** What the task asks **
Reply with one number: the count of lines in the records below that hold "title".

Website and app data records

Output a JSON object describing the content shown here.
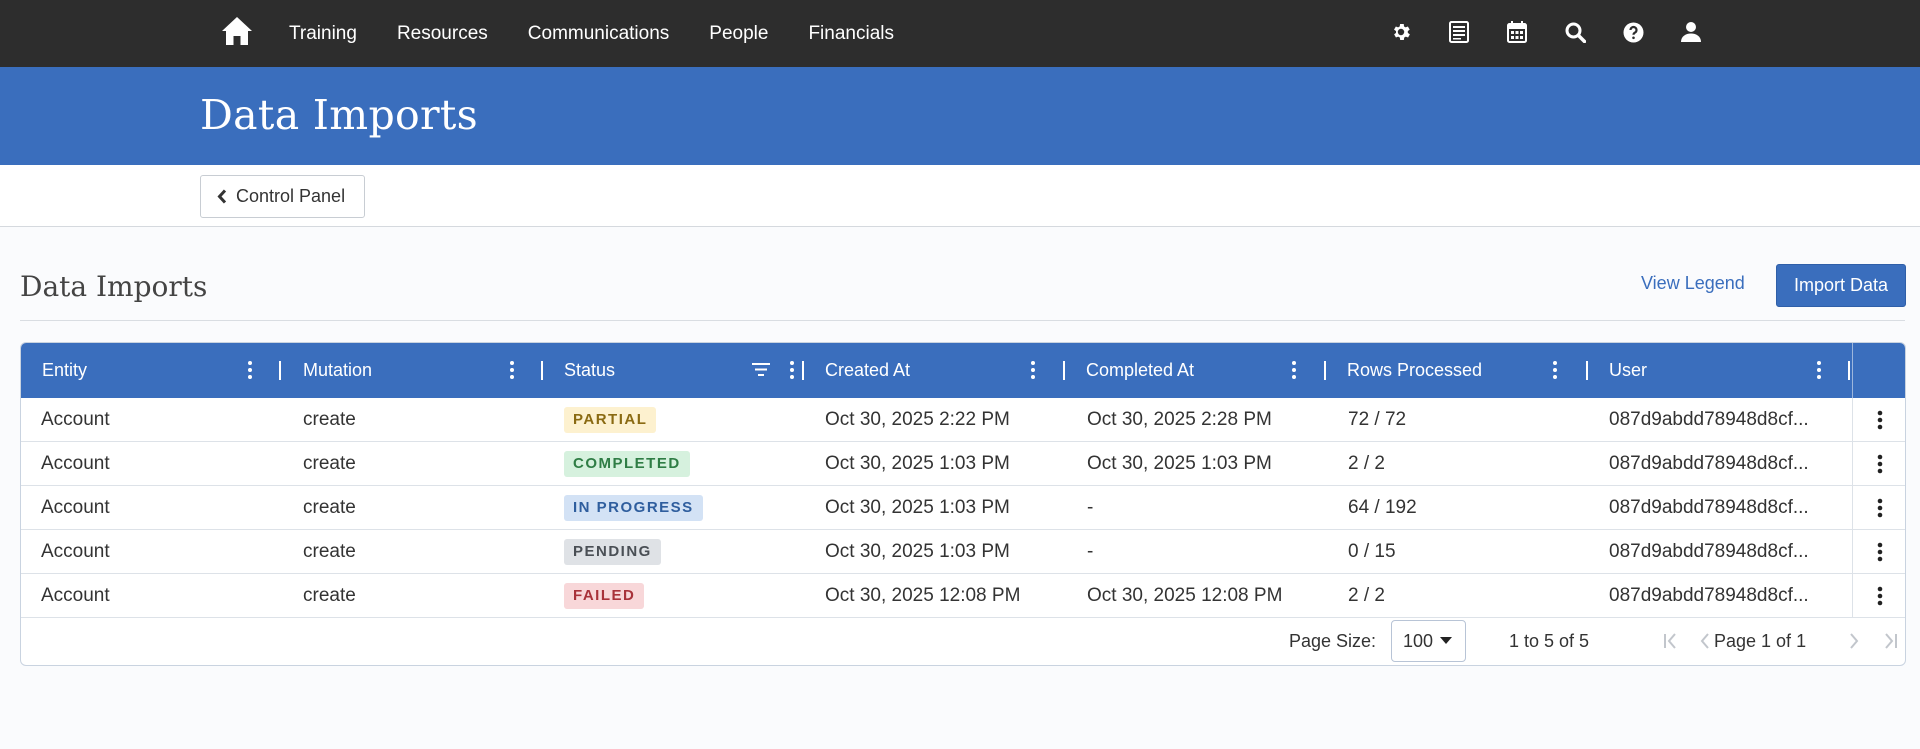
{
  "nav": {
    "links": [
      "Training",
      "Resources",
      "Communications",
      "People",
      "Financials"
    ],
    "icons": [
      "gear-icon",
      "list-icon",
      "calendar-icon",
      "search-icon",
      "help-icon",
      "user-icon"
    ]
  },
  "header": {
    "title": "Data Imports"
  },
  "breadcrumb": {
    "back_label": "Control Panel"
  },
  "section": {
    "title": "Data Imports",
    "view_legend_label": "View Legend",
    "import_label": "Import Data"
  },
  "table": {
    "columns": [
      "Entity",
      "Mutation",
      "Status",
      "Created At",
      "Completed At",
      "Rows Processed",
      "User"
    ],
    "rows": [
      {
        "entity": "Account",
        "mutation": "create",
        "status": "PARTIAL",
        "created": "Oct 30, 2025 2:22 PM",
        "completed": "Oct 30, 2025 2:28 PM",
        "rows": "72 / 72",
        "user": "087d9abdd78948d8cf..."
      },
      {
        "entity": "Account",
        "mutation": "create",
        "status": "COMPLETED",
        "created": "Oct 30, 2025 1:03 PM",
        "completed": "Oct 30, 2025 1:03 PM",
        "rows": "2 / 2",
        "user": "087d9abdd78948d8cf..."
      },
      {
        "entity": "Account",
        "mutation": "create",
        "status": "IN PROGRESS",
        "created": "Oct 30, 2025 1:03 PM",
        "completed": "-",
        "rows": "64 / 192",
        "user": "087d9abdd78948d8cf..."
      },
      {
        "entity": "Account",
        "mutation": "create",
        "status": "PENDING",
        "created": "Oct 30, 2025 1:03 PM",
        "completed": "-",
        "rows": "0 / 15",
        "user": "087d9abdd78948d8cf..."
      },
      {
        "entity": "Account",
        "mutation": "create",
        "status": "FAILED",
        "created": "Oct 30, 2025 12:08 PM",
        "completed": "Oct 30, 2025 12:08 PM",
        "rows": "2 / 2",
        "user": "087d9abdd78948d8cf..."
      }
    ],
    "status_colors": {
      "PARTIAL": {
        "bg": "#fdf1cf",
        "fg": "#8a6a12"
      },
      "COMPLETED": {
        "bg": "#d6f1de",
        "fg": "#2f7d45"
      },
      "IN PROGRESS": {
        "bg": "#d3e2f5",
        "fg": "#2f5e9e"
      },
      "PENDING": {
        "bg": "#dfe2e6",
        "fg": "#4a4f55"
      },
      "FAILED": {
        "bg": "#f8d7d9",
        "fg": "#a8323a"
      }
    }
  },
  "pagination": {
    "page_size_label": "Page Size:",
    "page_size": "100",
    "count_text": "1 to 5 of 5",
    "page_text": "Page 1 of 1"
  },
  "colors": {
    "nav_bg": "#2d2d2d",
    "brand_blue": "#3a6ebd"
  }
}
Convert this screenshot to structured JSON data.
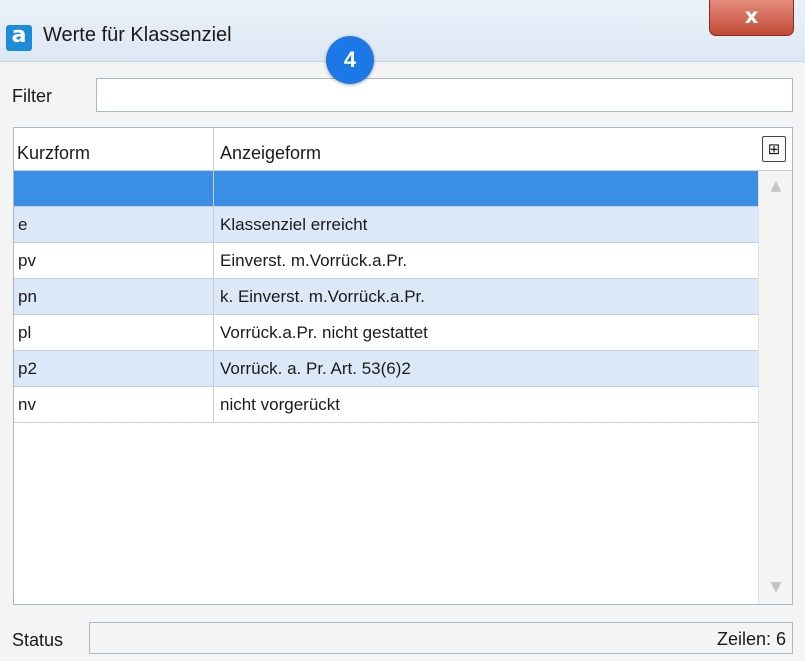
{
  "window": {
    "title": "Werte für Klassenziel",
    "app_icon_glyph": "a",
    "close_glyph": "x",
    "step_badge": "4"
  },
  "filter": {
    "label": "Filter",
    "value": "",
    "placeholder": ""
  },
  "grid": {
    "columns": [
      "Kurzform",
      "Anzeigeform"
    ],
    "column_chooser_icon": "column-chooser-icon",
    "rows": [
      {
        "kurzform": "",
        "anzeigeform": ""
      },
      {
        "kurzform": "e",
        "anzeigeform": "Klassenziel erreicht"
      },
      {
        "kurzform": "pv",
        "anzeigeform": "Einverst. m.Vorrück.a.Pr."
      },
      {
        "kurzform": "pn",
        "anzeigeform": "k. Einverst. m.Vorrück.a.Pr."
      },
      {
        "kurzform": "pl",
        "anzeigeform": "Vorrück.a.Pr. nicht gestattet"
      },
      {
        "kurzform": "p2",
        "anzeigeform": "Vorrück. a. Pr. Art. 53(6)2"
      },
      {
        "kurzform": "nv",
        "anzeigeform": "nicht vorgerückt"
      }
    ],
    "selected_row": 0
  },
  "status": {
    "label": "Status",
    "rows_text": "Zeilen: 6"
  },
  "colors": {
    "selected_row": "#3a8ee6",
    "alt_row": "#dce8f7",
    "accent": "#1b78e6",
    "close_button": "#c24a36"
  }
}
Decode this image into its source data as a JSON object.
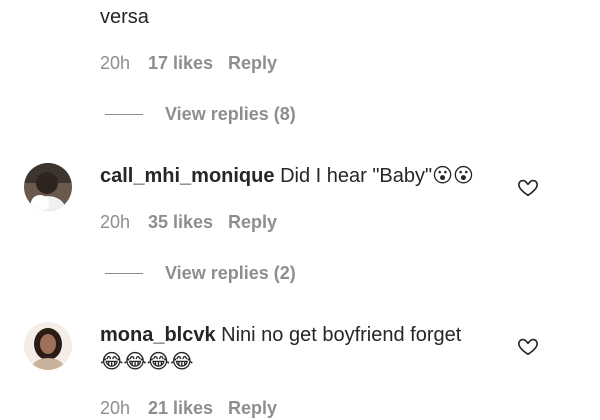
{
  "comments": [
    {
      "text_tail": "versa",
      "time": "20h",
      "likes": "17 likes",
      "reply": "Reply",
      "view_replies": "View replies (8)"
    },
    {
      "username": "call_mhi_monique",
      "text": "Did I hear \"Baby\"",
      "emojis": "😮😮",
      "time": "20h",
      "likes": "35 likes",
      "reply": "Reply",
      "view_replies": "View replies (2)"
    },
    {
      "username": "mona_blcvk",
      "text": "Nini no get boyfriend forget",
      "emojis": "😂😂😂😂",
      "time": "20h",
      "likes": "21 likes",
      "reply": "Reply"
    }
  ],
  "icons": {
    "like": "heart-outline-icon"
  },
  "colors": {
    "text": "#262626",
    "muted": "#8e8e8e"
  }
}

** Written response **
3